__PROBLEM TO WORK ON__.
The expected output is the data below, restated word for word.

__DATA SHOWN__.
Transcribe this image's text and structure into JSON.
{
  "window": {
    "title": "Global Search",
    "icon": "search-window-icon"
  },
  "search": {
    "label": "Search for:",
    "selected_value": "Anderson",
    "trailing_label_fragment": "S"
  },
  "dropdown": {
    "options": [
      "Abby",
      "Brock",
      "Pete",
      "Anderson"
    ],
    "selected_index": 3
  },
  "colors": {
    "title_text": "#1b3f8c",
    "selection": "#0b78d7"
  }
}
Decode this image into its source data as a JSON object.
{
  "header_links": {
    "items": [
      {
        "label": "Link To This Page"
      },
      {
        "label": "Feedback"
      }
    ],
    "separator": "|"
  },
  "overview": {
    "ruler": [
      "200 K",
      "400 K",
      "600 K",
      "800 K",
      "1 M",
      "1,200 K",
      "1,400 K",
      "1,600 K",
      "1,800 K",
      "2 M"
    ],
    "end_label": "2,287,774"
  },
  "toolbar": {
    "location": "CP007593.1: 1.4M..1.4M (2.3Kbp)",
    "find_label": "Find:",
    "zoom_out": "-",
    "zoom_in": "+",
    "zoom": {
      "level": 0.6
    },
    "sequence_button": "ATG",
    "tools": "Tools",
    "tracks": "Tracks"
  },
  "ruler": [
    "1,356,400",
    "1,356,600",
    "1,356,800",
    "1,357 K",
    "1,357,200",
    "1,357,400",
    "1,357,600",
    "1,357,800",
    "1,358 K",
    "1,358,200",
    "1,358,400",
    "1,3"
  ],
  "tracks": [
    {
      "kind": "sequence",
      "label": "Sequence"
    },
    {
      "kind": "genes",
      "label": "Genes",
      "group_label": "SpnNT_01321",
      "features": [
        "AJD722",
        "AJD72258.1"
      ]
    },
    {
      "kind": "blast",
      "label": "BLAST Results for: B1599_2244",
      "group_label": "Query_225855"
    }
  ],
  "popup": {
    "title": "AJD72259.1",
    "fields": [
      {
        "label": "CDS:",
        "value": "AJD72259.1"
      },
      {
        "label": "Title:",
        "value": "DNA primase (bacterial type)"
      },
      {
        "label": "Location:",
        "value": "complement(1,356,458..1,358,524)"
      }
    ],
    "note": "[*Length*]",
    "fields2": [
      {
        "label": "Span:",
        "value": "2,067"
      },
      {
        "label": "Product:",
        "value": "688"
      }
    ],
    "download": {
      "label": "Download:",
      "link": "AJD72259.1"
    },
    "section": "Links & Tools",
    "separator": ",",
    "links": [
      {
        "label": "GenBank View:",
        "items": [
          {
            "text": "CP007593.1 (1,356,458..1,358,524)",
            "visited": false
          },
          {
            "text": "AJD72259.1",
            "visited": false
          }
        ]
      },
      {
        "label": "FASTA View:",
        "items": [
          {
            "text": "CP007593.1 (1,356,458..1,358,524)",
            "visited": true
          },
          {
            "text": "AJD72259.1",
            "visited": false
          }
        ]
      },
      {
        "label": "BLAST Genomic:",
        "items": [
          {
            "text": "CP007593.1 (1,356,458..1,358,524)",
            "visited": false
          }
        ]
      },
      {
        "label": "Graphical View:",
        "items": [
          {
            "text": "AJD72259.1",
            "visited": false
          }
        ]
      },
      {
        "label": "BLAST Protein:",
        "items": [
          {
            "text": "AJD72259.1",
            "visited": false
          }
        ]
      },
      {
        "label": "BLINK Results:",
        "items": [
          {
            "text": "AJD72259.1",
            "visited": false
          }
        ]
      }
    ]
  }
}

__ANSWER TO THIS EXERCISE__.
Transcribe this image's text and structure into JSON.
{
  "window": {
    "title": "Global Search",
    "icon": "search-window-icon"
  },
  "search": {
    "label": "Search for:",
    "selected_value": "Anderson",
    "trailing_label_fragment": "S"
  },
  "dropdown": {
    "options": [
      "Abby",
      "Brock",
      "Pete",
      "Anderson"
    ],
    "selected_index": 3
  },
  "colors": {
    "title_text": "#1b3f8c",
    "selection": "#0b78d7"
  }
}
Decode this image into its source data as a JSON object.
{
  "header_links": {
    "items": [
      {
        "label": "Link To This Page"
      },
      {
        "label": "Feedback"
      }
    ],
    "separator": "|"
  },
  "overview": {
    "ruler": [
      "200 K",
      "400 K",
      "600 K",
      "800 K",
      "1 M",
      "1,200 K",
      "1,400 K",
      "1,600 K",
      "1,800 K",
      "2 M"
    ],
    "end_label": "2,287,774"
  },
  "toolbar": {
    "location": "CP007593.1: 1.4M..1.4M (2.3Kbp)",
    "find_label": "Find:",
    "zoom_out": "-",
    "zoom_in": "+",
    "zoom": {
      "level": 0.6
    },
    "sequence_button": "ATG",
    "tools": "Tools",
    "tracks": "Tracks"
  },
  "ruler": [
    "1,356,400",
    "1,356,600",
    "1,356,800",
    "1,357 K",
    "1,357,200",
    "1,357,400",
    "1,357,600",
    "1,357,800",
    "1,358 K",
    "1,358,200",
    "1,358,400",
    "1,3"
  ],
  "tracks": [
    {
      "kind": "sequence",
      "label": "Sequence"
    },
    {
      "kind": "genes",
      "label": "Genes",
      "group_label": "SpnNT_01321",
      "features": [
        "AJD722",
        "AJD72258.1"
      ]
    },
    {
      "kind": "blast",
      "label": "BLAST Results for: B1599_2244",
      "group_label": "Query_225855"
    }
  ],
  "popup": {
    "title": "AJD72259.1",
    "fields": [
      {
        "label": "CDS:",
        "value": "AJD72259.1"
      },
      {
        "label": "Title:",
        "value": "DNA primase (bacterial type)"
      },
      {
        "label": "Location:",
        "value": "complement(1,356,458..1,358,524)"
      }
    ],
    "note": "[*Length*]",
    "fields2": [
      {
        "label": "Span:",
        "value": "2,067"
      },
      {
        "label": "Product:",
        "value": "688"
      }
    ],
    "download": {
      "label": "Download:",
      "link": "AJD72259.1"
    },
    "section": "Links & Tools",
    "separator": ",",
    "links": [
      {
        "label": "GenBank View:",
        "items": [
          {
            "text": "CP007593.1 (1,356,458..1,358,524)",
            "visited": false
          },
          {
            "text": "AJD72259.1",
            "visited": false
          }
        ]
      },
      {
        "label": "FASTA View:",
        "items": [
          {
            "text": "CP007593.1 (1,356,458..1,358,524)",
            "visited": true
          },
          {
            "text": "AJD72259.1",
            "visited": false
          }
        ]
      },
      {
        "label": "BLAST Genomic:",
        "items": [
          {
            "text": "CP007593.1 (1,356,458..1,358,524)",
            "visited": false
          }
        ]
      },
      {
        "label": "Graphical View:",
        "items": [
          {
            "text": "AJD72259.1",
            "visited": false
          }
        ]
      },
      {
        "label": "BLAST Protein:",
        "items": [
          {
            "text": "AJD72259.1",
            "visited": false
          }
        ]
      },
      {
        "label": "BLINK Results:",
        "items": [
          {
            "text": "AJD72259.1",
            "visited": false
          }
        ]
      }
    ]
  }
}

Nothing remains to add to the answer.